As he concluded his talk, Carmichael addressed the importance of images from the Civil War in reminding us that the great bloodletting and sacrifice of human life was done with the awareness that the nation’s future rested on individual heroism. Art can change how people actively view and remember events, allowing the malleable historical narrative to be shaped by influential images. An image can emphasize or sanitize a point of view, emotion, or event in the public consciousness, as photographs and woodcuts did during the Civil War. Carmichael asked the audience a hard-hitting question in conclusion: Should we remember the Civil War as a moment solely of heroic triumph? The art that has stuck in public memory of the Civil War does not give us full understanding of that conflict. We have to look deeper into the images. The Harpers Weekly woodcuts from Antietam depict corpses, but ignore images of grieving widows and orphans. Only on contemplation do we think of the families and the physical and emotional burdens they endured. And yet, even in their grief, these widows and orphans were individuals who understood that the sacrifice of their loved one was a part of a large and meaningful cause. For Civil War era Americans, imagery was key to reinforcing the importance of the individual, and the ability of the individual to ‘win the day’ with an act of heroism. These individuals did as much as anyone could do to advance the cause. Their sacrifice had to be made for a larger purpose. The images reminded those on the home front of the heroic, even if at times grisly, struggle.
Walking away from the gallery, I couldn’t help but reflect on one of the photographs from my own research this semester. The photo depicts the unidentified body of a Confederate soldier at Devil’s Den. This image, which was once difficult to look at, has become a common part of my day. The more I look at the image, the deeper connection I feel to the young man, who could be just about my own age. It hit home for me when Carmichael referenced the grieving families. The mangled body that northern audiences gawked at in the image was someone’s son.
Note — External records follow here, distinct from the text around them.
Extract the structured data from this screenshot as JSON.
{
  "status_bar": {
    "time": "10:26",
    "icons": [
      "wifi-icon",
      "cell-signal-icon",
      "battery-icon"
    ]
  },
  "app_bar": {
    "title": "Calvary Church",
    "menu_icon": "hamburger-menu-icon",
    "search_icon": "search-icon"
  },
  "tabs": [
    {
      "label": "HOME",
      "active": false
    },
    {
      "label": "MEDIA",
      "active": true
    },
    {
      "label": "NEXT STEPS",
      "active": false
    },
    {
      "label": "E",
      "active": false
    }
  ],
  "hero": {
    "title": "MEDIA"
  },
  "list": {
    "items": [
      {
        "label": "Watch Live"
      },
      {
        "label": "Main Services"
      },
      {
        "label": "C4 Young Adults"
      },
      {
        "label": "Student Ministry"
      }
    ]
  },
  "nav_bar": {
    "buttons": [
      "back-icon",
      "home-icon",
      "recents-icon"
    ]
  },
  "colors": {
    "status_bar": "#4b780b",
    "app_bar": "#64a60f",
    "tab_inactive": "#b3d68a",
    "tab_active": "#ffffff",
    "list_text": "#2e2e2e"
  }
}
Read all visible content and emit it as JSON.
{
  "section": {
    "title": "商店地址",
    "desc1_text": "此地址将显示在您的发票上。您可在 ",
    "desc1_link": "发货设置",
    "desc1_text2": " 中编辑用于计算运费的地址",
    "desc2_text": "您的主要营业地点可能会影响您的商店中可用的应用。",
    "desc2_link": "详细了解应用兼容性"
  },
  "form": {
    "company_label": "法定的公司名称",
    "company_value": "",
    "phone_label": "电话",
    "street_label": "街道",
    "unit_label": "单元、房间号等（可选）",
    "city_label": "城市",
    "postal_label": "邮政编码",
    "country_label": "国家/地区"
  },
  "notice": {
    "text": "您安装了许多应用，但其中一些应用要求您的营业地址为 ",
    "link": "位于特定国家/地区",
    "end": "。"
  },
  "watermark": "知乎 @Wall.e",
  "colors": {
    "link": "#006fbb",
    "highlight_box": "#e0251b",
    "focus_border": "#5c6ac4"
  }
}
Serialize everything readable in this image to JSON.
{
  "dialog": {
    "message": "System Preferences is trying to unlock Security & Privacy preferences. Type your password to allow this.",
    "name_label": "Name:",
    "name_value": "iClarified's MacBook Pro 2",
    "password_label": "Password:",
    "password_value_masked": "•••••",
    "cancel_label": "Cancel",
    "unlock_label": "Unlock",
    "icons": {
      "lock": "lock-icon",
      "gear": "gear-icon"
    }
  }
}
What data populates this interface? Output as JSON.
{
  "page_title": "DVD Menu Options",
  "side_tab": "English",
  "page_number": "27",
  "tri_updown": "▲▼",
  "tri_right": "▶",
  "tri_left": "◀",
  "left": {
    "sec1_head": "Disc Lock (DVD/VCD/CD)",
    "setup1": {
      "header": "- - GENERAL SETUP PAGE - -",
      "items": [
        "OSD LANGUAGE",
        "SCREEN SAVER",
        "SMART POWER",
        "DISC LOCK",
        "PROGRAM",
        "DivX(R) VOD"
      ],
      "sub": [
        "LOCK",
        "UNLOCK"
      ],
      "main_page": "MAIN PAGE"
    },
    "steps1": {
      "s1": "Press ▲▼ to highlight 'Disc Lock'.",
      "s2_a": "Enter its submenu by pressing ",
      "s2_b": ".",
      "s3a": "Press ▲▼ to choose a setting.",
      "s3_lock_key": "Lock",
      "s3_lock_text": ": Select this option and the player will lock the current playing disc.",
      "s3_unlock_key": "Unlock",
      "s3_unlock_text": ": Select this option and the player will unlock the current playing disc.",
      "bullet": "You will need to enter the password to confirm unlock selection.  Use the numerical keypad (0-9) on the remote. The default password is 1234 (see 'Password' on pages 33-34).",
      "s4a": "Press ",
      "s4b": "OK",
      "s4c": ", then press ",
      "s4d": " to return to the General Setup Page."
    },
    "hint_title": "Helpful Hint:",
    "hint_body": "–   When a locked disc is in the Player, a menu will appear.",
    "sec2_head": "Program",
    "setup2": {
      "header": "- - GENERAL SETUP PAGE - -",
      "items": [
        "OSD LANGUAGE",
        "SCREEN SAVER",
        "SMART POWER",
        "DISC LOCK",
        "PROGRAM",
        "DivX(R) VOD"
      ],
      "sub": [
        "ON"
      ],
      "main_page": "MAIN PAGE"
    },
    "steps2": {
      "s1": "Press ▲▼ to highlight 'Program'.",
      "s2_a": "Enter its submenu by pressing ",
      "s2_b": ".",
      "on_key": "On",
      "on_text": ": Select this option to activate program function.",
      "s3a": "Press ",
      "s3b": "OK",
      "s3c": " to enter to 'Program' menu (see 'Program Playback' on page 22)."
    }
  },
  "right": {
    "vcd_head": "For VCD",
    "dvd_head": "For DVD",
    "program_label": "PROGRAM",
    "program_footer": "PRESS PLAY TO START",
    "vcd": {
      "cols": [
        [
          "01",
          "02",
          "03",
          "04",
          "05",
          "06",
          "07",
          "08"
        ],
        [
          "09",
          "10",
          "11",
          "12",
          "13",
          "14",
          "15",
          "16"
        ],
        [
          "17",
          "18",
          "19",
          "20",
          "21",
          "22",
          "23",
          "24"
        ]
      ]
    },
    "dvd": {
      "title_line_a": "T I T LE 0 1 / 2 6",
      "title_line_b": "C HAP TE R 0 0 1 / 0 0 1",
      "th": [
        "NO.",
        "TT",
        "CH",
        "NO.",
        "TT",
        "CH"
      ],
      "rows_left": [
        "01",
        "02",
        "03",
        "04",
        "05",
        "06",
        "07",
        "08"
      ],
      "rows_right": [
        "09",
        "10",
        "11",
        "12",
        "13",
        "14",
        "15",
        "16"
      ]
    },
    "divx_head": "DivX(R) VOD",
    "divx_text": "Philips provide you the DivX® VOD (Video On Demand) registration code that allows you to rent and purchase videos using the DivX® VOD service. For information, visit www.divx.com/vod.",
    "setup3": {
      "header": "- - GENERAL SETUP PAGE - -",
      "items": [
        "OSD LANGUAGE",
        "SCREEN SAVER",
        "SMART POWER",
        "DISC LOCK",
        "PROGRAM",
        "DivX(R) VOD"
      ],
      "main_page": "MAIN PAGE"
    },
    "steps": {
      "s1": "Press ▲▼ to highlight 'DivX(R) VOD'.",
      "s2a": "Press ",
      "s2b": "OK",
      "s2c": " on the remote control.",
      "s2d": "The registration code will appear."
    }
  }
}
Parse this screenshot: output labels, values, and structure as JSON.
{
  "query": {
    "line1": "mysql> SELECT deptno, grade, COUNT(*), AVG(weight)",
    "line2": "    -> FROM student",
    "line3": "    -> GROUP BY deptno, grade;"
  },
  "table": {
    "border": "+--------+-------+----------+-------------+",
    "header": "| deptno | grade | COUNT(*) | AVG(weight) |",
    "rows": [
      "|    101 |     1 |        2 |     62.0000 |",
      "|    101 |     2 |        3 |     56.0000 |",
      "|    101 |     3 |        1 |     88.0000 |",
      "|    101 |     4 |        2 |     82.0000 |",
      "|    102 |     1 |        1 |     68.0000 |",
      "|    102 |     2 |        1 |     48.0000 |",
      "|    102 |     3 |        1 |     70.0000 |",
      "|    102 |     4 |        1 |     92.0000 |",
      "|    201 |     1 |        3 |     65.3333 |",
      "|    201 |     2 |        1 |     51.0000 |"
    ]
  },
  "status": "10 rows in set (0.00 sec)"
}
The young soldier had a family that loved and cared for him, and yet he became something for gallery visitors to gawk at. The image does not convey how his loved ones grieved, or what his death meant for the national struggle. Those narratives are for the historian to reconstruct.